A TASMANIAN auctioneer has this week apologised to “anybody who has been affected” by the sale of a piece of Nazi memorabilia, despite proceeding with the auction, which has been described as “morally repugnant”.
Armitage Auctions, which has come under fire in the past for selling other Nazi items, defended the sale of a German eagle crest featuring a swastika, arguing “there are many forms of memorabilia relating to horrific periods in history”, and that “people are interested in artefacts associated with these events”.
“We can understand completely that the sight of items relating to the atrocities that occurred in the war could be upsetting, and to those affected we are sorry,” auctioneer and director Neil O’Brien told The AJN on Tuesday.
Stating, “While we obviously condemn what happened in the war along with similar atrocities throughout history,” O’Brien said, “The majority of the people we have dealt with who collect these items are collectors of all war memorabilia not just German, and collect on a historical basis, not with the intention of spreading hate and antisemitism.”

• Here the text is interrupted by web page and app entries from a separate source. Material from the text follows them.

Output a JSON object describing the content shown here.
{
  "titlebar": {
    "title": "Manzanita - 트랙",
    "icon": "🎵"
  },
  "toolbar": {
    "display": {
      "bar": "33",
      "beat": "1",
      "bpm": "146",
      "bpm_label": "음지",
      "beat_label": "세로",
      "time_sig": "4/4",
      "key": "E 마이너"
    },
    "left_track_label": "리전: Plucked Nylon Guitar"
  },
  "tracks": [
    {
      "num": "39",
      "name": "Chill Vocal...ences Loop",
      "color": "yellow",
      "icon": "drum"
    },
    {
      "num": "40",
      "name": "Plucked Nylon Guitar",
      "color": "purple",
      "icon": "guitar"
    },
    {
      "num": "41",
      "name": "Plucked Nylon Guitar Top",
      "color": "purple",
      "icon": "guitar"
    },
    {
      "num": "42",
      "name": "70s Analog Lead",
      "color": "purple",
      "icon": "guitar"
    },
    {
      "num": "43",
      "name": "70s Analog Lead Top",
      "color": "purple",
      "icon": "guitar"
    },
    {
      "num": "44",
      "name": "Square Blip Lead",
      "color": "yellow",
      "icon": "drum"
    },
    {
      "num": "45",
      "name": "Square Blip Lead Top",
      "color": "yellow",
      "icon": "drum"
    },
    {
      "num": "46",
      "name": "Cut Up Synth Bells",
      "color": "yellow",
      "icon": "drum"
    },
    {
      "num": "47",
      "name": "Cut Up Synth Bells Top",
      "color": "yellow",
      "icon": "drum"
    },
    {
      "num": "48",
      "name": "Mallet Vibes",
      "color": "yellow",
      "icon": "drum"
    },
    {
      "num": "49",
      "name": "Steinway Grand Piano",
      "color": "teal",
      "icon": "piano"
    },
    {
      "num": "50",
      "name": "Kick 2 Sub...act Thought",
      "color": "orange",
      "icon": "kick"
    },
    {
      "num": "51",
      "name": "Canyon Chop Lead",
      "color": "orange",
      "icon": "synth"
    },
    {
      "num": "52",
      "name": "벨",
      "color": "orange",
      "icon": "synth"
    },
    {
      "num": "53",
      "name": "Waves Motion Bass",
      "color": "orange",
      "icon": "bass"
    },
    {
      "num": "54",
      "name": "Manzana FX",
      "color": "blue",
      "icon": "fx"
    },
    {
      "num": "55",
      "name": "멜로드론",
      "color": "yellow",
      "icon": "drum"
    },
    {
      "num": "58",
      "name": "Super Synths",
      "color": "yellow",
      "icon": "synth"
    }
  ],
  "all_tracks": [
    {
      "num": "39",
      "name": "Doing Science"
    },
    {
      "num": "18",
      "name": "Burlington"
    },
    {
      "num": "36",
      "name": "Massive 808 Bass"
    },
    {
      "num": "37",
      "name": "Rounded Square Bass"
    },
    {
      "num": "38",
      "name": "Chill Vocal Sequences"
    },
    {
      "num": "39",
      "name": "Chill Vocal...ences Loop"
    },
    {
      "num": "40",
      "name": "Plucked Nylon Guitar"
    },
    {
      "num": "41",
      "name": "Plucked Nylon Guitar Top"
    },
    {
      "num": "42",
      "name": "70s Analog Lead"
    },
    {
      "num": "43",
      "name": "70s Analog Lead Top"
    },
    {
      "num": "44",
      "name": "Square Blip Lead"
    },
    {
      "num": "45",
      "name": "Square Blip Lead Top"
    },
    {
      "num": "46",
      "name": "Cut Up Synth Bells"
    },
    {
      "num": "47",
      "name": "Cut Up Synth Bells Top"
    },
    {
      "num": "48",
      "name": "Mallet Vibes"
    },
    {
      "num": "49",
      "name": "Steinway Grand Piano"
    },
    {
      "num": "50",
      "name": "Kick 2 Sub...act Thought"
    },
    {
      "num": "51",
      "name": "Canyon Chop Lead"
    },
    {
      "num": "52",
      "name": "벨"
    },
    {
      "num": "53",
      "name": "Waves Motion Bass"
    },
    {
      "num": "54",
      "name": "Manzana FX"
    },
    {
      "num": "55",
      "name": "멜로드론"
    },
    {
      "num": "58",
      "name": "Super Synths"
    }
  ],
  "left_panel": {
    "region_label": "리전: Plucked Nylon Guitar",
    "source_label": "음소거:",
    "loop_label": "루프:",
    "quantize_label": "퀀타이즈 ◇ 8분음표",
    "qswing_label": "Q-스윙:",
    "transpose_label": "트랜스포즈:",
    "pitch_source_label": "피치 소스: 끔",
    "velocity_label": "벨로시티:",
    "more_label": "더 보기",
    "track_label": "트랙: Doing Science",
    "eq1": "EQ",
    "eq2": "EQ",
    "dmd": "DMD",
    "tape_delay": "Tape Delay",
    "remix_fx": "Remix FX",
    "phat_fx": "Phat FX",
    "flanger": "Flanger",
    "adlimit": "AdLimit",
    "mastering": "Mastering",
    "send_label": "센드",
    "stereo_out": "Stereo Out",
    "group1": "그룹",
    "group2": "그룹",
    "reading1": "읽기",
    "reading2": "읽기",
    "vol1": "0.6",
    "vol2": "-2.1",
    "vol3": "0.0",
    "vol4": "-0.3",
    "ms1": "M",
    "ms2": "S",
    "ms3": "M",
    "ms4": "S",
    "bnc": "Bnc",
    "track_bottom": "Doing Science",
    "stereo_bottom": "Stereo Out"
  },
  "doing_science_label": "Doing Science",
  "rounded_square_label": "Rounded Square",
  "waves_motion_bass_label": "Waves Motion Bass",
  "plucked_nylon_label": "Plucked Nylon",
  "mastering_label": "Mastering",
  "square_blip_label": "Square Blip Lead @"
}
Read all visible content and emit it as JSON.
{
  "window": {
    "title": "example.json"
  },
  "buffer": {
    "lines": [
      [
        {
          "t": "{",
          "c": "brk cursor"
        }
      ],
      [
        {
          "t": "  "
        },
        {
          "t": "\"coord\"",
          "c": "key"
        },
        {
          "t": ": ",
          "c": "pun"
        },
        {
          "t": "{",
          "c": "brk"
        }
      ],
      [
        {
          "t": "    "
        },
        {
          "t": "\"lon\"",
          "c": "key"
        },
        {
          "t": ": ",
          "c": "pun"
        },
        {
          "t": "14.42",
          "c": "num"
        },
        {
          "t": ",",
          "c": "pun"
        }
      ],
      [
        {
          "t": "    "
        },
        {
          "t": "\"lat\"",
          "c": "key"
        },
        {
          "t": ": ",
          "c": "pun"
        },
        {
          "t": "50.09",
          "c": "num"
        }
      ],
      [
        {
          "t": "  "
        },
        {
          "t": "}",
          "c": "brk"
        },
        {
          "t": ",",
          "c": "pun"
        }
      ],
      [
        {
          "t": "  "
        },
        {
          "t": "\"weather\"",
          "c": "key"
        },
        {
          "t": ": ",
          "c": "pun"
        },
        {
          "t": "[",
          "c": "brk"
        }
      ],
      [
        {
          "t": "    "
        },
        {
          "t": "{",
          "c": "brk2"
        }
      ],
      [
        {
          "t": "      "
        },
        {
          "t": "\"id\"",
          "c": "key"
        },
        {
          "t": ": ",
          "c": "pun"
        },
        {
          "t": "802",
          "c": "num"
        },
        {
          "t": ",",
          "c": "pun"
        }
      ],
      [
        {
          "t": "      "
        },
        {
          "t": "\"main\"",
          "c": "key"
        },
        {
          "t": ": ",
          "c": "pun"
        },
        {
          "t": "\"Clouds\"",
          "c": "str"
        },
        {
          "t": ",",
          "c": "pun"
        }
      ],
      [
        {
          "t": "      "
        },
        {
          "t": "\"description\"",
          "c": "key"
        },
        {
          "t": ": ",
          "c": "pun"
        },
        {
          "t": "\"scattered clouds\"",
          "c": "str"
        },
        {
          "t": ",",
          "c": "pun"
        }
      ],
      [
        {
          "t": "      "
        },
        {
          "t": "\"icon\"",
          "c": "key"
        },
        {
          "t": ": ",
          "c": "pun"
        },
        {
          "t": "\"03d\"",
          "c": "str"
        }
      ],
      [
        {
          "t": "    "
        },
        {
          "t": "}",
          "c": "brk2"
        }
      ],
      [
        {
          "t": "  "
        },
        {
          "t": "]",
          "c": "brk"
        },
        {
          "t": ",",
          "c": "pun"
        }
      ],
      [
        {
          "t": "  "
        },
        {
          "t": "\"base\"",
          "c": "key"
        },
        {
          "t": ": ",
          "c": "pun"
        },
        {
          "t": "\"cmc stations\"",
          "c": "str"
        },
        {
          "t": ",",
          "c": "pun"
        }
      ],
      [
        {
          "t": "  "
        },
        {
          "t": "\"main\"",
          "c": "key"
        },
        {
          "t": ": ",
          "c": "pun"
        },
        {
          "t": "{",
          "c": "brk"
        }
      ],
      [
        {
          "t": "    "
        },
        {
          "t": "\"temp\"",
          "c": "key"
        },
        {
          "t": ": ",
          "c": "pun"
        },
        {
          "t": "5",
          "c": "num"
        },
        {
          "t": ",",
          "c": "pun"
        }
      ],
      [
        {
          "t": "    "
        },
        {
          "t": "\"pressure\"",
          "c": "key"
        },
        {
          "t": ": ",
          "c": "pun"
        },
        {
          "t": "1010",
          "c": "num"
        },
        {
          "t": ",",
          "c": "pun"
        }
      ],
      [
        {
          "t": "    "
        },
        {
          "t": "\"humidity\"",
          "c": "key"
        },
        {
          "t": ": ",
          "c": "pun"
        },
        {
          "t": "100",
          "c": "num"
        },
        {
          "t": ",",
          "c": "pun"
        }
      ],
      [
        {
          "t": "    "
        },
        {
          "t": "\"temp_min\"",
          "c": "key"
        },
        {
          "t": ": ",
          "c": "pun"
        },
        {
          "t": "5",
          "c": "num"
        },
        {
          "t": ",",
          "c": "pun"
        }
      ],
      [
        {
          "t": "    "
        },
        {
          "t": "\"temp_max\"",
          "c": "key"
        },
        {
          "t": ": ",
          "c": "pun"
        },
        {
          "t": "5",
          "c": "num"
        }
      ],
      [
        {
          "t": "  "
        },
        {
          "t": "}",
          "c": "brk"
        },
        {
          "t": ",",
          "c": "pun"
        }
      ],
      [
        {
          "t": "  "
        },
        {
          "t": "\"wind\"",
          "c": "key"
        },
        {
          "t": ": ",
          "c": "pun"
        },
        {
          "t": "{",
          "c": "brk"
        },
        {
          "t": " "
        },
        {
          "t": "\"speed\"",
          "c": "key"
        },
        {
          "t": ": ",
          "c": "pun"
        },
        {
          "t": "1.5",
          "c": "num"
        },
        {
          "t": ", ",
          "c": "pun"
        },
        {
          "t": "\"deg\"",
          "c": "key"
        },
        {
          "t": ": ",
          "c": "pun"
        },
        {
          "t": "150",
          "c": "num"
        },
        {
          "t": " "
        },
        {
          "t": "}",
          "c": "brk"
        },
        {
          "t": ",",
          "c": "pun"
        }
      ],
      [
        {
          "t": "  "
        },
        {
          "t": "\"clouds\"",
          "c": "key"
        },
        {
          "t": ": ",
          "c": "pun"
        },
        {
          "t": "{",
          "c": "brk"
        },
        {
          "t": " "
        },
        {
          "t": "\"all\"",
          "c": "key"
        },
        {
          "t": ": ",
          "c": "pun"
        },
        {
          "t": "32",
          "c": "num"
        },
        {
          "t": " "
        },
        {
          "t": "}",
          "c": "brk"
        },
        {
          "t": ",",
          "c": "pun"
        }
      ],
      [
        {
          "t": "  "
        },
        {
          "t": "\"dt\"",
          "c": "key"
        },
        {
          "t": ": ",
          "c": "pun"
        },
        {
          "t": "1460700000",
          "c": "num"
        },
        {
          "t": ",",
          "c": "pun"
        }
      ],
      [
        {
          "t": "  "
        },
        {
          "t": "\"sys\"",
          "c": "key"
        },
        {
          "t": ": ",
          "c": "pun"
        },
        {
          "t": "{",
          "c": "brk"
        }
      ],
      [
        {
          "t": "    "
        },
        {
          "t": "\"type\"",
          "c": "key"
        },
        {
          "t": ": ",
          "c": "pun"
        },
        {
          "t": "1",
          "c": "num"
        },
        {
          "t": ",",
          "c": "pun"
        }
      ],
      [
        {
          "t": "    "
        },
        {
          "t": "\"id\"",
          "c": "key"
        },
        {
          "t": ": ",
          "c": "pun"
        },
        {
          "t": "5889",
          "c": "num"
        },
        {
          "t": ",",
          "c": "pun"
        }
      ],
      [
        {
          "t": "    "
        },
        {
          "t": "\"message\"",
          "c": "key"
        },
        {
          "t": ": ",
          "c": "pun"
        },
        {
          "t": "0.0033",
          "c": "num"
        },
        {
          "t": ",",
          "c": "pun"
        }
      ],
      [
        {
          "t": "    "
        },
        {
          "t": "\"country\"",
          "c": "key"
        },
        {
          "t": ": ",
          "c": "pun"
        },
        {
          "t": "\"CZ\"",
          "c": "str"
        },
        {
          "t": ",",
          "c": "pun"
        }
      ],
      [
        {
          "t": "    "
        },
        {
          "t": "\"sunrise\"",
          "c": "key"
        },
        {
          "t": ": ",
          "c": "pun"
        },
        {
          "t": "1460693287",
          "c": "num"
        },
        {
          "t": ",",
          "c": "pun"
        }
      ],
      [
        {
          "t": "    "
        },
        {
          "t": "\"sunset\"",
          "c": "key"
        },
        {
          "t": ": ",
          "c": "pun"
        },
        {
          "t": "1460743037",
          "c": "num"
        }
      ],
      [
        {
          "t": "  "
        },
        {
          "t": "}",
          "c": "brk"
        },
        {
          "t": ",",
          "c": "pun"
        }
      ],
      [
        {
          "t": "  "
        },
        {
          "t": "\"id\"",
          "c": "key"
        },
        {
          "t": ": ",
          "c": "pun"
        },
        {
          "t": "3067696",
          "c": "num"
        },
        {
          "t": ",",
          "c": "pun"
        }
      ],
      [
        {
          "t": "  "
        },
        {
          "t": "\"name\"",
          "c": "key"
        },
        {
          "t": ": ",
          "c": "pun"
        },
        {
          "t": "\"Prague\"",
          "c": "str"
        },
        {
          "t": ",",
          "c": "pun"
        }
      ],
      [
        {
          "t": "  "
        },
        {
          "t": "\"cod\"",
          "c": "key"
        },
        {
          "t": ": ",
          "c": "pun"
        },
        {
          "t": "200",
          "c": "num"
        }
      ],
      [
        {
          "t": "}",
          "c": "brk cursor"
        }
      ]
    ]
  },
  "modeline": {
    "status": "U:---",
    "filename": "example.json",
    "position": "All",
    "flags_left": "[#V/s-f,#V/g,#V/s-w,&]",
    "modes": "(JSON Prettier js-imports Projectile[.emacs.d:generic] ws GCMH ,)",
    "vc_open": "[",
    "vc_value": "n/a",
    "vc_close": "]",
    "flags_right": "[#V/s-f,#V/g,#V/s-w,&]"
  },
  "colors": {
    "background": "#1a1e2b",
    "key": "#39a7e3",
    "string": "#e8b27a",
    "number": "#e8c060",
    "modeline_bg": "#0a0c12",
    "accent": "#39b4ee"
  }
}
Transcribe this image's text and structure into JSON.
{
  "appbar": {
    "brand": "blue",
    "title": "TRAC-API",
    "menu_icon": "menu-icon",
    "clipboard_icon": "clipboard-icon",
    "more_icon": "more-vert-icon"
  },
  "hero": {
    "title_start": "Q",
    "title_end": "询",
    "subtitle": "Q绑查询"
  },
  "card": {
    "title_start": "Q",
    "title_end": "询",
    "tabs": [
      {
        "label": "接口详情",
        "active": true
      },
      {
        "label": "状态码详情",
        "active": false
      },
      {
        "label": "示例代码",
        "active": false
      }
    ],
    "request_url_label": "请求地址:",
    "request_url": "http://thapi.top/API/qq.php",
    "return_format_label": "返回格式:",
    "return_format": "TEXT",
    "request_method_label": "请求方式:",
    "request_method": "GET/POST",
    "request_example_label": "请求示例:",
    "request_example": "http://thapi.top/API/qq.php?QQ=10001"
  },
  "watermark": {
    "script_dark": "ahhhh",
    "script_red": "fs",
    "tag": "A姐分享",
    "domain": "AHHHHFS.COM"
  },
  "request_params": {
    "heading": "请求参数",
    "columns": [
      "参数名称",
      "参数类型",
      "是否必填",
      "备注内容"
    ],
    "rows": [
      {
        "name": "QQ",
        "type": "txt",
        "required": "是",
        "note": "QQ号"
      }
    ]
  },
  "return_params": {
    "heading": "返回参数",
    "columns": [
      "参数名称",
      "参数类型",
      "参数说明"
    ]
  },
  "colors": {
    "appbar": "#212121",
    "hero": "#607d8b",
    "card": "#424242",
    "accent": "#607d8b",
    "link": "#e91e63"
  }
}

Noting that the items are legal to sell, O’Brien added, “We wish that we did not have to make a decision on morally what we should or should not be selling.”
Executive Council of Australian Jewry co-CEO Peter Wertheim told The AJN auctions such as these normalised the “brutal horrors of Nazi rule” and were “especially problematical at a time of rising fear and uncertainty”.
“Items of Nazi memorabilia are often used to promote or glorify racism, bigotry, hatred and even violence,” Wertheim said.
“Many auction houses refuse to engage in this morally repugnant trade. They put to shame those which continue to do so.”
O’Brien hit back, saying, “Along with almost all general auction houses around the country, we have sold all types of war memorabilia including German related items for over 30 years.
“The majority of the items that we have sold recently are from collectors who have had the items for a long time and are getting older and need the money, or refining their collections.”
Repeating his call for state governments to ban the sale of Nazi memorabilia, Anti-Defamation Commission chairman Dvir Abramovich lamented, “I’m sure that Hitler would be glad to know in today’s Australia the blood-stained instruments of his regime’s monstrous crimes are proudly offered for sale and are available for neo-Nazis and Third Reich worshippers who are nourished by and revel in this stuff.”